In the Gospel of Luke the father says, "For this son of mine was dead and is alive again; he was lost, and is found".
The story of Jesus healing a blind man who tells the Pharisees that he can now see is told in the Gospel of John.
Newton used the words "I was blind but now I see" and declared "Oh to grace how great a debtor! In An Annotated Anthology of Hymns, Newton's use of an exclamation at the beginning of his verse is called "crude but effective" in an overall composition that "suggest s a forceful, if simple, statement of faith".
Steve Turner, author of Amazing Grace: The Story of America's Most Beloved Song, suggests Newton may have had his friend in mind, employing the themes of assurance and deliverance from despair for Cowper's benefit.
Dissemination[ edit ] Although it had its roots in England, "Amazing Grace" became an integral part of the Christian tapestry in the United States. More than 60 of Newton and Cowper's hymns were republished in other British hymnals and magazines, but "Amazing Grace" was not, appearing only once in a hymnal sponsored by the Countess of Huntingdon.
Scholar John Julian commented in his A Dictionary of Hymnology that outside of the United States, the song was unknown and it was "far from being a good example of Newton's finest work".
A tremendous religious movement swept the U. Unprecedented gatherings of thousands of people attended camp meetings where they came to experience salvation; preaching was fiery and focused on saving the sinner from temptation and backsliding.
Witnessing and testifying became an integral component to these meetings, where a congregation member or even a stranger would rise and recount his turn from a sinful life to one of piety and peace. How sweet the sound That saved a wretch like me. I once was lost, but now am found, Was blind but now I see.
Shout, shout for glory, Shout, shout aloud for glory; Brother, sister, mourner, All shout glory hallelujah. A format of teaching music to illiterate people appeared in It used four sounds to symbolize the basic scale: Each sound was accompanied by a specifically shaped note and thus became known as shape note singing.
The method was simple to learn and teach, so schools were established throughout the South and West. Communities would come together for an entire day of singing in a large building where they sat in four distinct areas surrounding an open space, one member directing the group as a whole.The author of the words was John Newton, the self-proclaimed wretch who once was lost but then was found, saved by amazing grace.
Newton was born in London July 24, , the son of a commander of a merchant ship which sailed the Mediterranean. The author of the words was John Newton, the self-proclaimed wretch who once was lost but then was found, saved by amazing grace.

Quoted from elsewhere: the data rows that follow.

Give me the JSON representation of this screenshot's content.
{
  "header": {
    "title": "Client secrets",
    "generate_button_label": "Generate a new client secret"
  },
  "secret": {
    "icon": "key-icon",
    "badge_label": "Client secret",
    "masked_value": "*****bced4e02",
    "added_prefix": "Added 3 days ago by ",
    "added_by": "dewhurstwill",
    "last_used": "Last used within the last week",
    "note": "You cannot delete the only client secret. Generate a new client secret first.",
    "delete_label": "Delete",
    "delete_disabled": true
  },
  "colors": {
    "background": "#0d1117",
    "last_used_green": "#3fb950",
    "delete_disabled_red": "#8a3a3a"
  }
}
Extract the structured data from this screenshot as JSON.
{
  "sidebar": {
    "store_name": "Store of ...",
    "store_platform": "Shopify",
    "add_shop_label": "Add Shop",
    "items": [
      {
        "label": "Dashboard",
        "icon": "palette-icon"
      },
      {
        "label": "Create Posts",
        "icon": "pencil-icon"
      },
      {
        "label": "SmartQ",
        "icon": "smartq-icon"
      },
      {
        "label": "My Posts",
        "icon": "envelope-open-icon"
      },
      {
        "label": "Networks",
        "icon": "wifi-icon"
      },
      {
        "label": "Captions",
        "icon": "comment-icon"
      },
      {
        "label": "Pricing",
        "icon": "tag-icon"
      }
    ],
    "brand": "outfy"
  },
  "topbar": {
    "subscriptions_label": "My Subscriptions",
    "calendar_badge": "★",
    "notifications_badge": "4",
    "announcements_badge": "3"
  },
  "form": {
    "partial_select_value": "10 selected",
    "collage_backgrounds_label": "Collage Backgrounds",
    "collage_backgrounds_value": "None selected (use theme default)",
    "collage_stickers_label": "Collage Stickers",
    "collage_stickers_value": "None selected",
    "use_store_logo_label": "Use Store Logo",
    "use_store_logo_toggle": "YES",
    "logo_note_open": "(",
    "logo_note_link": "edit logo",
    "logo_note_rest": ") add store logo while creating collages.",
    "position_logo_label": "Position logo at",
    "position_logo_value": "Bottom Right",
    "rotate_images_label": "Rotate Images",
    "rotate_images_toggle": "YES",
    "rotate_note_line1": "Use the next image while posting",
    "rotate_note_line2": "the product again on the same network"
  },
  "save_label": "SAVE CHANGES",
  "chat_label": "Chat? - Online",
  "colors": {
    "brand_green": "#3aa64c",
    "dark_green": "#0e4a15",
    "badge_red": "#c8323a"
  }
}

Newton was born in London July 24, , the son of a commander of a merchant ship which sailed the Mediterranean.
Watch video · Amazing Grace was written by an Englishman who in the early part of his life was an outspoken atheist, libertine, and slave trader. John Newton was born in London in , the son of a .
Newton began to express regrets about his part in the slave trade only in , thirty-two years after his conversion, and eight years after he wrote ‘Amazing Grace.’ In he began to fight. Many years later, as an old man, Newton wrote in his diary of March 21, "Not well able to write; but I endeavor to observe the return of this day with humiliation, prayer, and praise." Only God's amazing grace could and would take a rude, profane, slave-trading sailor and transform him into a child of God.
Before he got saved, John Newton was a slave owner who subjected his slaves to extreme cruelty. After he got right with Jesus he became a gifted teacher, pastor, and song writer. By writing.